I keep waking up and not knowing where I am. In the last week, I’ve been in Pavilion Lake, Vancouver, Williamsburg, New Orleans, and now New Jersey. Four days from now I’ll be on my way to the Arctic. There’s not a lot for me to do right now. I’ve been thinking about packing (there’s only room for one backpack of stuff … yikes), and have spent a good bit of time drooling over Google Earth’s vision of Axel Heiberg Island, trying to familiarize myself with the fiords and glaciers of the area.

I’ve also been lonesomely thinking back on my time at Pavilion Lake. One thing I really ought to do is finish watching Apollo 13. How weird is it that I’d never seen that movie before?? We started watching it one night, but everyone was too exhausted to make it to the end.

The lovely Masha, whom I met at Pavilion Lake, recently pointed out in an email that the Apollo lunar missions totally could’ve used a better name. Why would you name the lunar program after the god of light and archery? Why not at least name it Artemis?

The Apollo Program was named by Abe Silverstein. According to a New York Times article, there was “No specific reason for it … It was just an attractive name.”

And according to the book Apollo, Silverstein also stated, “I was naming the spacecraft like I’d name my baby.”

Whatever that means.

Anyway, I’ve done some cursory research on the names of lunar deities from a number of cultures. I think it would be sweet if we named our next moon mission after one of these gods:
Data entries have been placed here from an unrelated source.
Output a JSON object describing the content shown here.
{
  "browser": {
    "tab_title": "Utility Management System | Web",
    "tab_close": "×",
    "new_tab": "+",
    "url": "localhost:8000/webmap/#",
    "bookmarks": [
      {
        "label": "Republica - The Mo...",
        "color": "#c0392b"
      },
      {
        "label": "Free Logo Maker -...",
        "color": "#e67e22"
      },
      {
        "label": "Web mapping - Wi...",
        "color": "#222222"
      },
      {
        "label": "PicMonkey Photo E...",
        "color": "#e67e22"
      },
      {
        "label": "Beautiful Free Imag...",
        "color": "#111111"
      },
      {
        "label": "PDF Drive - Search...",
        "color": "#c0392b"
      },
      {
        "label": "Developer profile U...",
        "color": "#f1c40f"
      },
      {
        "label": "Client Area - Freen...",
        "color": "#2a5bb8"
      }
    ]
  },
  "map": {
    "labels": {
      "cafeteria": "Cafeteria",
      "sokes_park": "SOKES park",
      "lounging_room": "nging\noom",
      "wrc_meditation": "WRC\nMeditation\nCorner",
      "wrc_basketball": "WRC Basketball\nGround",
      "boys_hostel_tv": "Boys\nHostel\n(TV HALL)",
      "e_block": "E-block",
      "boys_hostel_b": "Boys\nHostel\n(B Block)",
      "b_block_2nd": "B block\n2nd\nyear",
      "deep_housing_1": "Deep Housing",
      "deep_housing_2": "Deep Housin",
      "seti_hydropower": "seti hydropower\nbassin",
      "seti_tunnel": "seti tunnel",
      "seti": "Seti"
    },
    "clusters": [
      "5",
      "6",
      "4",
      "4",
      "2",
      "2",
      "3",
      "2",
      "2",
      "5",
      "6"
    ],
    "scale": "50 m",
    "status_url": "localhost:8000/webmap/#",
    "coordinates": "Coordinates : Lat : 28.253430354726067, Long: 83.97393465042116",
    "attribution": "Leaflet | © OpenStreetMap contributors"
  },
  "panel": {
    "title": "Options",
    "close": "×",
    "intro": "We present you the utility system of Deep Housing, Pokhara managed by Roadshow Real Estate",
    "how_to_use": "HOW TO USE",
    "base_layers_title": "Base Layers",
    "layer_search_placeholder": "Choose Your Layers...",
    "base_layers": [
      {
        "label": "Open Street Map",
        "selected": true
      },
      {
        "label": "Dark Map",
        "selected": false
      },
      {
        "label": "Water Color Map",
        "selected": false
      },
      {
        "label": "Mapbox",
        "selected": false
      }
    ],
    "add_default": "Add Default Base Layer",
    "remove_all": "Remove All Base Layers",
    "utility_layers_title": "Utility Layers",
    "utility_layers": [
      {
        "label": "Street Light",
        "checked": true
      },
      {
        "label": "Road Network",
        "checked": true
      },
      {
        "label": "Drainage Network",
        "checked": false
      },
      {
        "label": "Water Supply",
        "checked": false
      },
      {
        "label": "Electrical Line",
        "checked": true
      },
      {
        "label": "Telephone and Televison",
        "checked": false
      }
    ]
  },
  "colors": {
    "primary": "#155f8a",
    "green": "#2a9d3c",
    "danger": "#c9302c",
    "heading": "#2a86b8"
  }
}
  • Ta’lab (Arabian)
  • Sin (Babylonian)
  • Lair báln (Celtic)
  • Thoth (Egyptian)
  • Phoebe (Greek)
  • Mama Quilla (Incan … though I doubt anybody would take a spacecraft named “Mama Quilla” seriously)
  • Igaluk (Inuit)
  • Kalfu (Vodou)

…and my personal favorite, from Aztec mythology:

  • Coyolxauhqui

Yeah. NASA will definitely go for that.